Engaging the mystics

While women have historically been bound by family obligations, household chores, or desperate poverty, there have been monasteries throughout history that allowed some to focus on their vocation without those typical pressures.
January 17, 2018

I am reading the mystics again. I didn’t appreciate them as much the first time. I remember the class, taught by my favorite history professor, Ellen Babinsky, a Marguerite Porete scholar. I took Mysticism 101, more out of love for the teacher than for the subject matter. Older women, wearing flowing skirts, filled the room. They attended seminary as a hobby. At least, it was a hobby in the sense that they were not interested in finding a job at the end of it. Instead, from what I could tell, they went on retreats as their sole vocation. They spent a lot of their time before the lectures comparing the educational offerings, scenery, and food of different monasteries.

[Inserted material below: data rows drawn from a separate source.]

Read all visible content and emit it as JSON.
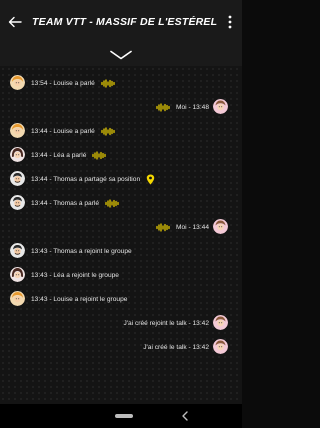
{
  "header": {
    "title": "TEAM VTT - MASSIF DE L'ESTÉREL"
  },
  "colors": {
    "accent": "#f5d800",
    "header_bg": "#1a1a1a"
  },
  "messages": [
    {
      "side": "left",
      "avatar": "avatar-louise",
      "text": "13:54 - Louise a parlé",
      "extra": "audio-wave-icon"
    },
    {
      "side": "right",
      "avatar": "avatar-self",
      "text": "Moi - 13:48",
      "extra": "audio-wave-icon"
    },
    {
      "side": "left",
      "avatar": "avatar-louise",
      "text": "13:44 - Louise a parlé",
      "extra": "audio-wave-icon"
    },
    {
      "side": "left",
      "avatar": "avatar-lea",
      "text": "13:44 - Léa a parlé",
      "extra": "audio-wave-icon"
    },
    {
      "side": "left",
      "avatar": "avatar-thomas",
      "text": "13:44 - Thomas a partagé sa position",
      "extra": "location-pin-icon"
    },
    {
      "side": "left",
      "avatar": "avatar-thomas",
      "text": "13:44 - Thomas a parlé",
      "extra": "audio-wave-icon"
    },
    {
      "side": "right",
      "avatar": "avatar-self",
      "text": "Moi - 13:44",
      "extra": "audio-wave-icon"
    },
    {
      "side": "left",
      "avatar": "avatar-thomas",
      "text": "13:43 - Thomas a rejoint le groupe",
      "extra": ""
    },
    {
      "side": "left",
      "avatar": "avatar-lea",
      "text": "13:43 - Léa a rejoint le groupe",
      "extra": ""
    },
    {
      "side": "left",
      "avatar": "avatar-louise",
      "text": "13:43 - Louise a rejoint le groupe",
      "extra": ""
    },
    {
      "side": "right",
      "avatar": "avatar-self",
      "text": "J'ai créé rejoint le talk - 13:42",
      "extra": ""
    },
    {
      "side": "right",
      "avatar": "avatar-self",
      "text": "J'ai créé le talk - 13:42",
      "extra": ""
    }
  ]
}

I, on the other hand, was a 23-year-old scrapper, working four jobs, trying to get through seminary without too much debt. I couldn’t imagine a day off, much less a spiritual retreat in some exotic location. It seemed like an odd sort of tourism to me, something that only wealthy women whose husbands retired with a healthy pension could enjoy. They were women who needed more intellectual stimulation than a massage, chemical peel, and makeover (is that what people do at spas for extended days?) could offer. So, they retreated, discussed the mystics, then toured the local wineries.

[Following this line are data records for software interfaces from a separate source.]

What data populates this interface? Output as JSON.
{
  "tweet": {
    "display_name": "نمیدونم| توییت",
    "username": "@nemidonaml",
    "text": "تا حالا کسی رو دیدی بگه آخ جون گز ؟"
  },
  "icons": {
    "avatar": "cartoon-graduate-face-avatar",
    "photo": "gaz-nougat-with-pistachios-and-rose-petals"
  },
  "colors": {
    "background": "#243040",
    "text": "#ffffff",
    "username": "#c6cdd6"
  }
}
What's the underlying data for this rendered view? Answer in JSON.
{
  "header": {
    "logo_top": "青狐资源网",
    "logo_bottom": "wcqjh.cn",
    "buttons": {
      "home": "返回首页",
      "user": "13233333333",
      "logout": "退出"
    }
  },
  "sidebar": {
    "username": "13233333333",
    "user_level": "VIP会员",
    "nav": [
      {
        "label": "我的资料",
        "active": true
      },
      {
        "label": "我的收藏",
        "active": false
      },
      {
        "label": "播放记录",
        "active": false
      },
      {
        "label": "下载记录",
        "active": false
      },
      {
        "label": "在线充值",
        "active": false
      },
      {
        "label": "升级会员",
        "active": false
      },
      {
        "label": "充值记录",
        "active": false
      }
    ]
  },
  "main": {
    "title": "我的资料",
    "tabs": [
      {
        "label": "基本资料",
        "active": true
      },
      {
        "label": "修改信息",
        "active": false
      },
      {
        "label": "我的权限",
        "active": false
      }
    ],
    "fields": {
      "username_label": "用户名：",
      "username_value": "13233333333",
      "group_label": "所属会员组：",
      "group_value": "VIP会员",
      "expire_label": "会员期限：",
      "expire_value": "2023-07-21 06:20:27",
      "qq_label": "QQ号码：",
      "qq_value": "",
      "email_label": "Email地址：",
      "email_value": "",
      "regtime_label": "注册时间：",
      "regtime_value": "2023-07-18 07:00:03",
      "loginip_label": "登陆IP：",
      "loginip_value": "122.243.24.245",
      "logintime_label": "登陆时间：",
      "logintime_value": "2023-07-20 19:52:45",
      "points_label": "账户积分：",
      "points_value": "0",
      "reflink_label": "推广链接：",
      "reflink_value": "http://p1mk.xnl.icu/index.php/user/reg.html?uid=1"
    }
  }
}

I didn’t understand the culture at the time. It felt foreign and privileged. Like many things that feel perpetually out of my reach, I resented it. But now that I have been to numerous monasteries to lead retreats, it’s my dream to actually attend a spiritual retreat or to stay at a monastery for a couple of days.

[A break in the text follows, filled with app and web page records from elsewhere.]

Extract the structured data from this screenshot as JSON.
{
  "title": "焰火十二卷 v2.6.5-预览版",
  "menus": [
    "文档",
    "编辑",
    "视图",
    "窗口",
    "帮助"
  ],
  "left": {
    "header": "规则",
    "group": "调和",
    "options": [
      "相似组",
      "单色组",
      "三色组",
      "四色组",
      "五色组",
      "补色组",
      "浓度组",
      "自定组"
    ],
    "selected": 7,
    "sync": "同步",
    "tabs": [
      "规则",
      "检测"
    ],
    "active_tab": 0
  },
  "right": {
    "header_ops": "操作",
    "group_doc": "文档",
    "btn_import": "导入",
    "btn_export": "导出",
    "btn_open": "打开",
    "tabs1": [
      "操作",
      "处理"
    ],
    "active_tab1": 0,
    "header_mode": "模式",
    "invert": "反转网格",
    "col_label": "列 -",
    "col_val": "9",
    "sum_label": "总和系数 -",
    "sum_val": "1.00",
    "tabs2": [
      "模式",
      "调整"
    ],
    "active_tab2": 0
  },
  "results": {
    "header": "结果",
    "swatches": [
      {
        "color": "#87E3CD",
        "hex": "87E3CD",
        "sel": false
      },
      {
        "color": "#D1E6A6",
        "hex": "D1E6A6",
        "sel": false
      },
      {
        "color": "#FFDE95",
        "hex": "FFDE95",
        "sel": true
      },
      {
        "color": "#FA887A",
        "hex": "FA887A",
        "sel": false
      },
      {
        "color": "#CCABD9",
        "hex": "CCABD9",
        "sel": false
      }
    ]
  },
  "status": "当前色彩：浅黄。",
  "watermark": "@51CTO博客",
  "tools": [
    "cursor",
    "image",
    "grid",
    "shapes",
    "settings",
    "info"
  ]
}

I think my attitude shifted when I was talking with a friend, who was an esteemed theologian’s wife. She described their home life—he would get home from work and read for the rest of the night. She would arrive home from work, cook dinner, serve it, do the dishes, help the children with their homework, and get the children ready for bed. All through the evening, she would admonish them, “Don’t bother your father. He’s working.”

My friend detailed all of this with no guile. She saw it as her duty and calling to provide for him so that he could be a great theologian. As she spoke, the (sexist) thought flashed in my head again: I need a wife. And a new appreciation for monasteries arose in me.

While women have historically been bound by family obligations, household chores, or desperate poverty, there have been institutions throughout history where some women could focus on their vocation, art, writing, and intellectual pursuits without those typical pressures. And now I aspire to write in a quiet place, walk the labyrinth, have a meal prepared, have my dishes done, pray, then write some more. But, I still seem to be juggling four jobs and finding it difficult to find a day off.

Yet, I can read the mystics. And that’s what I’ve been doing these days, between scrubbing pots and pans, sweeping the floor, and tending to my work. With the backdrop of my daughter’s Spotify station, and those incessant news alerts, I have been rereading these women, who defied conventions, listened to their visions, and dedicated their lives to their intellectual pursuits. I am listening to extraordinary voices, who managed to escape the mental confines of Augustine, and articulate an understanding of atonement and union with God in completely different ways.

Many monasteries are in trouble. They have not been able to attract younger generations of women, for various reason. And with this reality looming, I long for this space, this thought, and this history, where women could imagine God, write, paint, and allow their souls to engage in this profound union. And so, I will keep reading and allow their voices to travel from those Medieval halls to my kitchen sink. And as the news cycle infuriates me, I will keep echoing Julian of Norwich in my defiance and resistance, "All shall be well, and all manner of thing shall be well."